If anyone’s been missing burger trucks at Alameda’s Off The Grid (OTG), it turns out that Pearl's complained about them. Pearl's is the burger joint at South Shore that, as far as I've seen, is usually packed on OTG days.
I asked one of the burger truck owners if this was true and he said, “True. They actually filed legal action against the Lease holder for violation of terms.” This is disappointing for several reasons but primarily, if Pearl’s can’t compete on the merits of their product, then they have a problem with their product, not the competition.
If Pearl’s were smart, which it appears they aren’t, they could try to compete like a business and not like a whiny baby. That is, maybe they could run a “burger truck special” on days when burger trucks are in the OTG line up. Their prices are comparable to the trucks’, but they offer many more menu options.
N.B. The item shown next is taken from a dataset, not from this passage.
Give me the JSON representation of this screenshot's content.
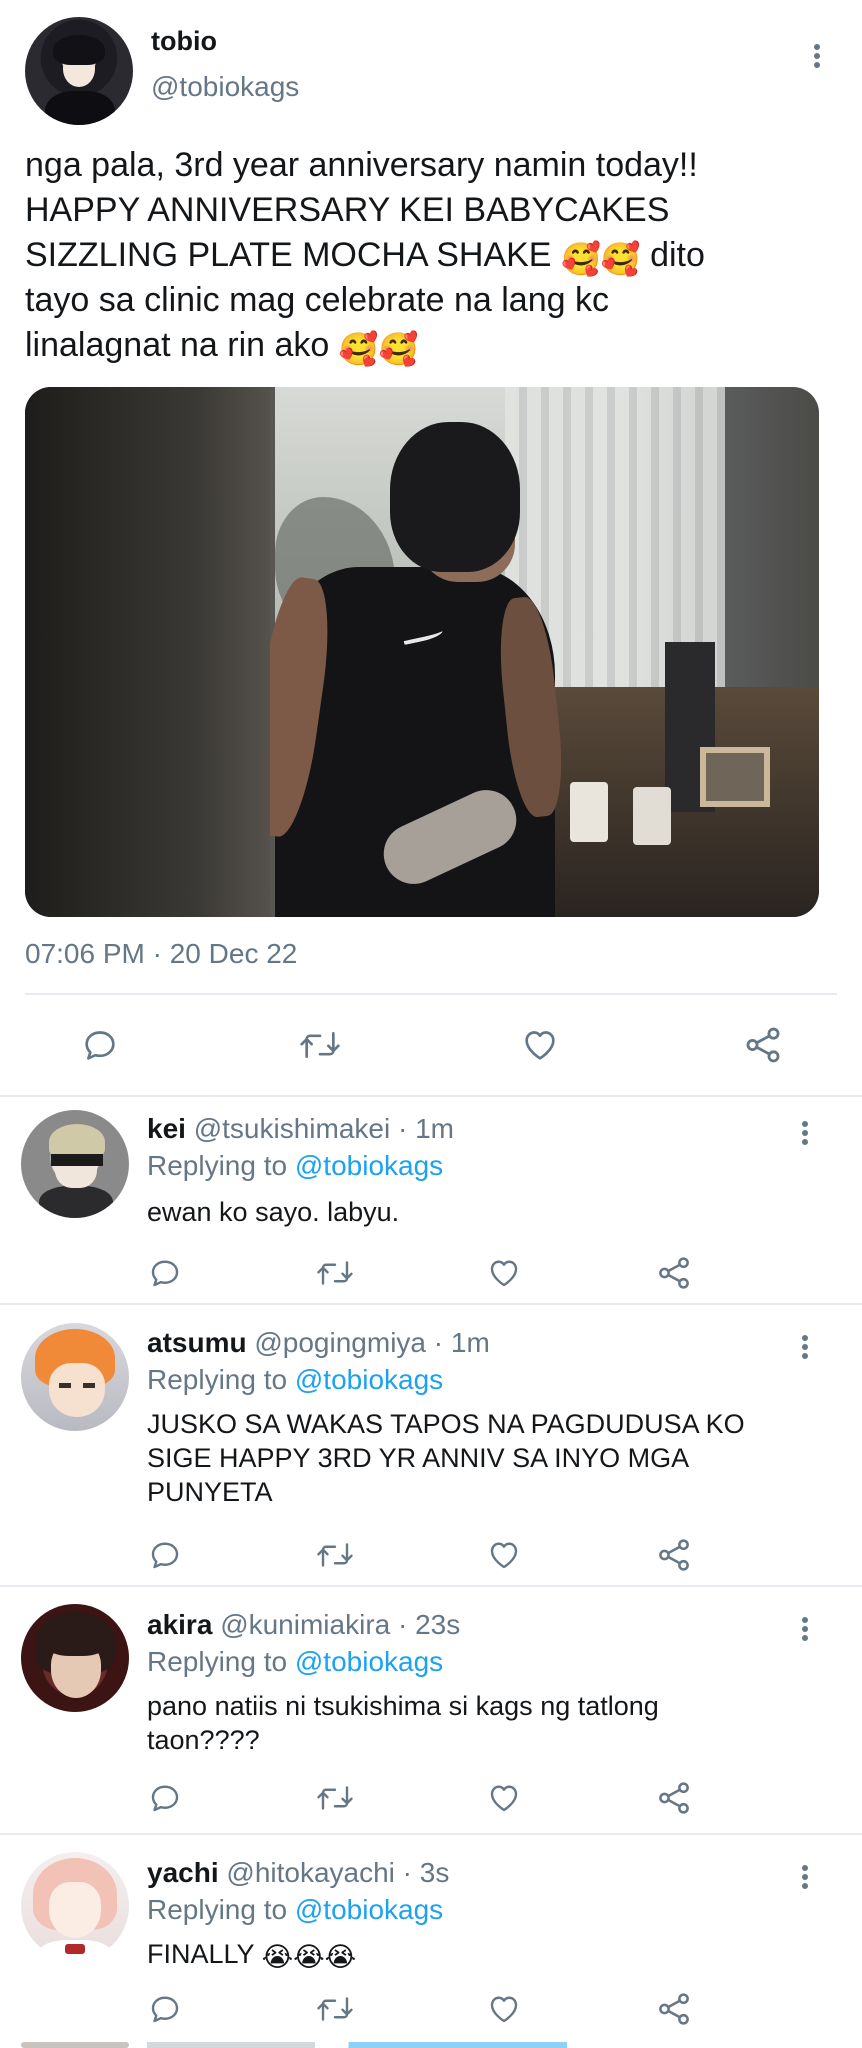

It seems like it wouldn’t be too difficult to come up with a marketing strategy that could easily compete with a burger truck. (Pearl’s is a chain – a local chain – but not an Alameda-based chain.)
Nearly every time I’ve been in line at OTG, I’ve heard someone say “I don’t want to wait, let’s go to Pearl’s.” I’d guess that there are a fair number of people who, even if eager to sample some of the gourmet fare offered by the trucks, don’t want to wait in line for it.
I realize food trucks aren’t for everyone, but if we want to have a free market, competition is intrinsic to that. It means companies have to step up and provide the best product and we get to choose which one we buy. Peet’s didn’t sue Starbucks when they opened a shop (or five) across the street from every Peet’s (even though Alfred Peet trained the founders of Starbucks). That’s a lot of coffee in close quarters, but it means we get more choice and both shops seem to be doing fine.
To be honest, I don’t go to Pearl’s that often because I don’t want to eat burgers (or any fast food) that often. But when I have gone, I’ve enjoyed having a choice of grass-fed organic beef, turkey, grilled chicken or a salad. They also offer a “mini” so I can indulge, but not hork down a gut bomb. Their food is OK, but I wouldn’t go out of my way to eat there.
When it comes to the trucks, there is one I never miss because it is the very best burger I’ve ever had and if Pearl’s were smart, which again it seems they aren’t, they’d walk over to the Five Ten Burger truck and buy one and then figure out how to make theirs better. In the 50 Best Burgers in San Francisco, Pearl’s ranked a respectable #32. However, Five Ten Burger was #16 and Docs of the Bay was #11. Even In & Out Burger beat Pearl’s at #21. I think Burgermeister is better as well (they didn’t make the 50 Best list). They also have a full bar with TV sets – always a plus.
There is no shortage of competition for great burgers and no reason to ever have a mediocre one with these excellent options around us. If Pearl’s can’t up their game and compete with the better burgers, then they need to get to work, not take legal action. Even though I rarely eat there, I won’t be eating there again until they grow up and make a better product and stop trying to squash the competition they can’t compete with. How un-American, which is ironic for a burger joint, no?